Among the entries below, find every line that has "selected" and pull it out.
--- Exercise materials ---
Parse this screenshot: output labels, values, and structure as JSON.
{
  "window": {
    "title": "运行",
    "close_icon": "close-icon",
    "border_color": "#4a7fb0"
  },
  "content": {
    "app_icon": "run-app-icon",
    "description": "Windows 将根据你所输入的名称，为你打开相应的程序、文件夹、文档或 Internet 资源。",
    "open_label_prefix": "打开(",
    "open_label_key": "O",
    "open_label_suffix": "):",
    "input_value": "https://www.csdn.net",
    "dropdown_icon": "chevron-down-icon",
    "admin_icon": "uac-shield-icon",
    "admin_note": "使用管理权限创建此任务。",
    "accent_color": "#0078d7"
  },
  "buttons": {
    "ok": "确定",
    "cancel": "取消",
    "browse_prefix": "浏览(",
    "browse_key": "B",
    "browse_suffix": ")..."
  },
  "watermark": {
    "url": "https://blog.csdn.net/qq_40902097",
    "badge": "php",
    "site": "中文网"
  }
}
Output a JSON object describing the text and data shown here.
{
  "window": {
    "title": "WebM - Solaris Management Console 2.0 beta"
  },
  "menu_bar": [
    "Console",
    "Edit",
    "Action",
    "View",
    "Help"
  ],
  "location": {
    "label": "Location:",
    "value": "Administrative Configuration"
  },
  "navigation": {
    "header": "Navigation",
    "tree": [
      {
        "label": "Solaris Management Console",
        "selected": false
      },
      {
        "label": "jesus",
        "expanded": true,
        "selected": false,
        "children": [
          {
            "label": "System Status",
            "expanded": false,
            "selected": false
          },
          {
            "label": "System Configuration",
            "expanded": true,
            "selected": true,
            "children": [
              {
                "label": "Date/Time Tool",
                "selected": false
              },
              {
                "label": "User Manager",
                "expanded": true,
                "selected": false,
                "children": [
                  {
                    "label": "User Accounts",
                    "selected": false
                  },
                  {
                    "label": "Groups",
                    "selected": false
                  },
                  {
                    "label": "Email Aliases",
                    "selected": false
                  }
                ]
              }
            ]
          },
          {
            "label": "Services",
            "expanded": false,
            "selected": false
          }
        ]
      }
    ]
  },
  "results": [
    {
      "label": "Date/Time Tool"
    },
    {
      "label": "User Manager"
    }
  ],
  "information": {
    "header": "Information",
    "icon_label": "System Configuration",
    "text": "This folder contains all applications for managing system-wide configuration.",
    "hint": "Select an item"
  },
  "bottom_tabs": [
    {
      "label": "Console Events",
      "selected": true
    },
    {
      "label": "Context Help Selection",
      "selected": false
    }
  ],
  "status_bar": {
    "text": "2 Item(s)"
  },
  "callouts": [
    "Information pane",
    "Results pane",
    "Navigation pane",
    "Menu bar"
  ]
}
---
Output below:
        "selected": false
        "selected": false,
            "selected": false
            "selected": true,
                "selected": false
                "selected": false,
                    "selected": false
                    "selected": false
                    "selected": false
            "selected": false
      "selected": true
      "selected": false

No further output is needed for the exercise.